I am not a fixated person to say that if I don’t get this the heavens will fall, the heavens will not fall but there is no reason why you cannot make your point in order for the others to appreciate it and then you take something back home.
Some people perceived it as a sort of pre-conceived notion?
George: No, that’s what I am trying to disabuse in the minds of people. You will come with ideas, when you listen to other suggestions and the pain of others, you live in your area, you don’t know the pains of the other area, so let’s share these ideas. Let’s see how best we can ameliorate the pains of our brothers and sisters. So in the end we are one Nigeria, the old concept of “oh I am this, you are that”, let us talk, it is better to talk than to go to war, it doesn’t make sense.

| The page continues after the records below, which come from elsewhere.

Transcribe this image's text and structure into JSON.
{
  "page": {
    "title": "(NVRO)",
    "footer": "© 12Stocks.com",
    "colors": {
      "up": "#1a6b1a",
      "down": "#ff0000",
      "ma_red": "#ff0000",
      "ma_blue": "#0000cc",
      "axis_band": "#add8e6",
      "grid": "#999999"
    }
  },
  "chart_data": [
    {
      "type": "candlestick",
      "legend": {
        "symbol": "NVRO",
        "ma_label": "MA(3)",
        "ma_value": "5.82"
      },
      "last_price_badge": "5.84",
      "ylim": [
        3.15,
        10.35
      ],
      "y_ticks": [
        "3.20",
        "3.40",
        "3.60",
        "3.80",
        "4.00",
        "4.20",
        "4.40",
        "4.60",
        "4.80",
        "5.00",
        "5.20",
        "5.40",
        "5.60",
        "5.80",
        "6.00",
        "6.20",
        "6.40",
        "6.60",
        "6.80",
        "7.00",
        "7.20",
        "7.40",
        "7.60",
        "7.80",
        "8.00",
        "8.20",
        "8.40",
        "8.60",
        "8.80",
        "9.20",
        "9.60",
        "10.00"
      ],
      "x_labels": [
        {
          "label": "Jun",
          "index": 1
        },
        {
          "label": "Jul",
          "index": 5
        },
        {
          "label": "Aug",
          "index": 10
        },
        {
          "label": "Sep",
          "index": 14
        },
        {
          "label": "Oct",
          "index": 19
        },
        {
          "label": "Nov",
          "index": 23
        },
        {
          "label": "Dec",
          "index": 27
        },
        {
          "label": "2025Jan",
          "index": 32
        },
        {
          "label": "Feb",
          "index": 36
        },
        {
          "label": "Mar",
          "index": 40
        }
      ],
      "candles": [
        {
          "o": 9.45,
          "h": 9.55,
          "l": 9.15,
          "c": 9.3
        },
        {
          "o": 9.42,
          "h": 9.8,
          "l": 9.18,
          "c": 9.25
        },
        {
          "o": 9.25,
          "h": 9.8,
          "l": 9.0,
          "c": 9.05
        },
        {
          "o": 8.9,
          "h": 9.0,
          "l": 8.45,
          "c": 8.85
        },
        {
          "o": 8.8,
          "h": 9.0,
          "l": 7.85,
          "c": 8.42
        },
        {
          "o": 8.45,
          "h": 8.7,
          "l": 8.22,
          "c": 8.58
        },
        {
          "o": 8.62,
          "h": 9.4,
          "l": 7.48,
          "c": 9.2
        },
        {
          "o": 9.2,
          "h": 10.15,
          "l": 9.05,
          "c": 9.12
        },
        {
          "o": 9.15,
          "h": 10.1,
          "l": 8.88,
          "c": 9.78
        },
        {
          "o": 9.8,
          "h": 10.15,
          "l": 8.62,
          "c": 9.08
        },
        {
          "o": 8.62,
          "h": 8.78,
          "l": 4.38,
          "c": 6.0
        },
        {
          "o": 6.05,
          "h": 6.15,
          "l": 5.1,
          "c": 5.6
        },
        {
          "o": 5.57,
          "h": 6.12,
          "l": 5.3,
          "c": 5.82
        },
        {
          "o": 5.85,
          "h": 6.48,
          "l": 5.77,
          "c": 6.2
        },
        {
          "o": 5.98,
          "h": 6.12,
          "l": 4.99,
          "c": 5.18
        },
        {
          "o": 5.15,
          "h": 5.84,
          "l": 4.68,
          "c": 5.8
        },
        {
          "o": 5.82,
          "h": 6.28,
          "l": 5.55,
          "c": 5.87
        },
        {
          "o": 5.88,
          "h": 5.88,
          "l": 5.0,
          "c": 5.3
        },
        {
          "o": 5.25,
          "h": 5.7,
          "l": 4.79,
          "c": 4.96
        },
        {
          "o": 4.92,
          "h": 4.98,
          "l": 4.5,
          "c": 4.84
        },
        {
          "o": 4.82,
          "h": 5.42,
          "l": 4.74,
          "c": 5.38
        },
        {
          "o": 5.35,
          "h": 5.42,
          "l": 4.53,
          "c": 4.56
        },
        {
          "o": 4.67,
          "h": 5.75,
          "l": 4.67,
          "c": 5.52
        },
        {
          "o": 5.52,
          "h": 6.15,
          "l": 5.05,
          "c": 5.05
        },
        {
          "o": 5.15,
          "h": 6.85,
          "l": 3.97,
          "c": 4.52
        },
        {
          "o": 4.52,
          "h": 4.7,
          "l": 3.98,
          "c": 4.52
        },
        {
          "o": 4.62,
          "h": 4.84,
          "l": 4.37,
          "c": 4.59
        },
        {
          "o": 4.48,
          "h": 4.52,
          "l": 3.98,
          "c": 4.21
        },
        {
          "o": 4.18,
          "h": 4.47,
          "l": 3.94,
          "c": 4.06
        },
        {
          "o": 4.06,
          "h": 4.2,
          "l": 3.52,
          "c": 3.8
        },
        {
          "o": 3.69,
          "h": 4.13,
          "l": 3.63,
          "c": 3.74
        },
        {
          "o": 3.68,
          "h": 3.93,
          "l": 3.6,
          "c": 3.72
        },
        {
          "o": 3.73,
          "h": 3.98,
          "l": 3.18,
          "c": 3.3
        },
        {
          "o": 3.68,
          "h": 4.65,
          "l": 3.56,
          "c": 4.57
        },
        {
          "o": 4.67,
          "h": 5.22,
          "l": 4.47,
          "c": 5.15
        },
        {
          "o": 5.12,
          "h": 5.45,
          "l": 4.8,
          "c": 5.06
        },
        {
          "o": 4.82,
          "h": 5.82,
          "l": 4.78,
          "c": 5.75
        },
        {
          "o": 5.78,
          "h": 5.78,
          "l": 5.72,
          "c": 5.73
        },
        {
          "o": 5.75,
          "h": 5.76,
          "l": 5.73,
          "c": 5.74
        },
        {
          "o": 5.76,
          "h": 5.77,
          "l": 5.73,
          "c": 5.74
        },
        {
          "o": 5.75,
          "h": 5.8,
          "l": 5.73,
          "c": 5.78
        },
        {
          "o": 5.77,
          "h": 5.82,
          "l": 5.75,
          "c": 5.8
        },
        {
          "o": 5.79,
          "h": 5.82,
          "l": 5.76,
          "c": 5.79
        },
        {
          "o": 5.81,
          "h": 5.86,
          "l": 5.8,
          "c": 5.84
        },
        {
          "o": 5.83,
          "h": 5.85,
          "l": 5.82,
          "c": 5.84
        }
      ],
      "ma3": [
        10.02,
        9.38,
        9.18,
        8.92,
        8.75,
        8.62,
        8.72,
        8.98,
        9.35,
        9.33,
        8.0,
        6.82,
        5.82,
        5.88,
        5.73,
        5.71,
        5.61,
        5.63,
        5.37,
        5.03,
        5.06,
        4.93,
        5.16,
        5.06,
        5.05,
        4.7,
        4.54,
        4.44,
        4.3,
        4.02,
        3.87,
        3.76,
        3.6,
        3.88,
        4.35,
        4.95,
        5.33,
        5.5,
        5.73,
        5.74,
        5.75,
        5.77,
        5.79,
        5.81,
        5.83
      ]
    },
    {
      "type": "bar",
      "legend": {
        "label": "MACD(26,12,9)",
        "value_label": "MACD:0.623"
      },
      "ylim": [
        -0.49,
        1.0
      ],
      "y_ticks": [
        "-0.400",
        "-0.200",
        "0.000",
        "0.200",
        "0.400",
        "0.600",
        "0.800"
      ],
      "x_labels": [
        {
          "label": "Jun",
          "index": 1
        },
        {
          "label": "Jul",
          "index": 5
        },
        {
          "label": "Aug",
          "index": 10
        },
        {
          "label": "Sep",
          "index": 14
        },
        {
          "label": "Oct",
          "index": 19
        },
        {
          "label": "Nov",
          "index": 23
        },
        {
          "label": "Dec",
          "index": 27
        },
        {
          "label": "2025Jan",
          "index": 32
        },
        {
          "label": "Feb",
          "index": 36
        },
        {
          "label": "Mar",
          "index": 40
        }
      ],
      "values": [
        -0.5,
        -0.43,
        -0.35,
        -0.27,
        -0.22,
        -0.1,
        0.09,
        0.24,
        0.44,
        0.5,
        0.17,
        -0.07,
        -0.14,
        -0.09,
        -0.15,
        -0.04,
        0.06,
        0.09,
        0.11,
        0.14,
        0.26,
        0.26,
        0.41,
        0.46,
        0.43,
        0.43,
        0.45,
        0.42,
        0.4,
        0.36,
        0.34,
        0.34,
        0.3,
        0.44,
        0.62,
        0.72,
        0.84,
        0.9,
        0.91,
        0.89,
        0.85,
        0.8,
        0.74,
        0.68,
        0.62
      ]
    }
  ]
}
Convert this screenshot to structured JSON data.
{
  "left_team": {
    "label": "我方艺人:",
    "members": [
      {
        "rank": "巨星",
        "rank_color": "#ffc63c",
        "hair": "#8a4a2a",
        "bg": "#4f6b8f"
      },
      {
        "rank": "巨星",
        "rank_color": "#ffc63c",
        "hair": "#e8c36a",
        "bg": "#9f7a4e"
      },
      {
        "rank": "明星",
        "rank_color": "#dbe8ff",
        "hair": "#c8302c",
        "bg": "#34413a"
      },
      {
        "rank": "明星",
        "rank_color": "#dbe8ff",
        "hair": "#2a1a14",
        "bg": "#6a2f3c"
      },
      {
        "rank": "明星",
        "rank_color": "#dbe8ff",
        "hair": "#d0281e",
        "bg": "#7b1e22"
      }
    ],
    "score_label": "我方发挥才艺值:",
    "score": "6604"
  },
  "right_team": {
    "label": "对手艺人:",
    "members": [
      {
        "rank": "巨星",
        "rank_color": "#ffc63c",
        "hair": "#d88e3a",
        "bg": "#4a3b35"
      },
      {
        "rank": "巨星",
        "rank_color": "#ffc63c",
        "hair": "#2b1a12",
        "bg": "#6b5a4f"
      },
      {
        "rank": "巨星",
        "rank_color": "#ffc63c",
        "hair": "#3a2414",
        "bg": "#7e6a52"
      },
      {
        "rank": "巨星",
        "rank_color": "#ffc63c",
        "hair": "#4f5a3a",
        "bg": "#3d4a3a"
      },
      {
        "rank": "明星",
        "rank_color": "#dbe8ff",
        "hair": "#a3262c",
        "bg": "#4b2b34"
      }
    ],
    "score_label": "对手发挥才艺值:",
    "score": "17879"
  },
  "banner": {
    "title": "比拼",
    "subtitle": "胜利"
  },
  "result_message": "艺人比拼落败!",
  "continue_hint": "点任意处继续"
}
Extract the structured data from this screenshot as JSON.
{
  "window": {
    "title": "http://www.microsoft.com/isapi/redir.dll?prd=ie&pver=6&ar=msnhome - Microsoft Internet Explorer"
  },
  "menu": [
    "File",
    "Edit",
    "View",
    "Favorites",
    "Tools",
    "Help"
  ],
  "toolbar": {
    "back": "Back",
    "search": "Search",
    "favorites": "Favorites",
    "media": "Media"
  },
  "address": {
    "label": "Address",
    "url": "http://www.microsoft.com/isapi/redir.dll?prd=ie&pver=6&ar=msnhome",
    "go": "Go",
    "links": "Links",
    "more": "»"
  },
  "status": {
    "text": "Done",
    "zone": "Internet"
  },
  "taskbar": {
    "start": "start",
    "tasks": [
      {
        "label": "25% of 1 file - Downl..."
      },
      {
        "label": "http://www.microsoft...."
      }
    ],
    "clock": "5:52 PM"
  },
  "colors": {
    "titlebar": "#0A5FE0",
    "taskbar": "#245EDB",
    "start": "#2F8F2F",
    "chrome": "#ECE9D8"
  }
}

Look at the innocent lives that are been wasted, so I pleaded with them this morning, lets calm down, ‘cooly cooly temper’ like the labour people will say.
You have cited examples of previous National conferences, and they unfortunately have not been implemented, what make you believe this particular one will not experience the same fate?
irst of all like I said to you, the first few conferences were supervised by the British and manipulated, that’s the concept. I have been in the military myself. I had a non-regimental appointment, I was a military governor. So the military also organised constitutional conferences. Now this one is being organised by not the military or oyibos but by we.
And if you look at composition, those who attended ’54, ’56 constitutional conference, some of them are here, those who served as ministers to the first Prime Minister Alhaji Tafawa Balewa are here, and some of the ministers in the first republic are here. Now those who fought on either side of the war are also here. Those who have worked with military governments are also here. Those who have joined the civilian administrations since 1999 are also here, then the younger generations are also here, so you can see the spread, when can we ever have this kind of opportunity again? No matter how many clothing a young man has, he will never has as many rags as an old man. So we tap from the experience of those people, the old ones, what did they do, where did they go wrong? And modernise it to prepare for the future of the younger generation.
I am almost seventy; I am going to start running to want to be governor or prime minister or whatever? All we can do is give back the experience we have to our country for the benefit, and if I am so pleased the way the chairman is managing the conference; very experienced man, he is doing his utmost when he comes, he listens to us, he asks what we want and so be it lets go. That’s how to really be a proper Nigerian and I’m very positive, I am an optimist when it comes to this. I congratulate the president and my fellow delegates, and I hope at the end we will all hold our hands and dance out of here.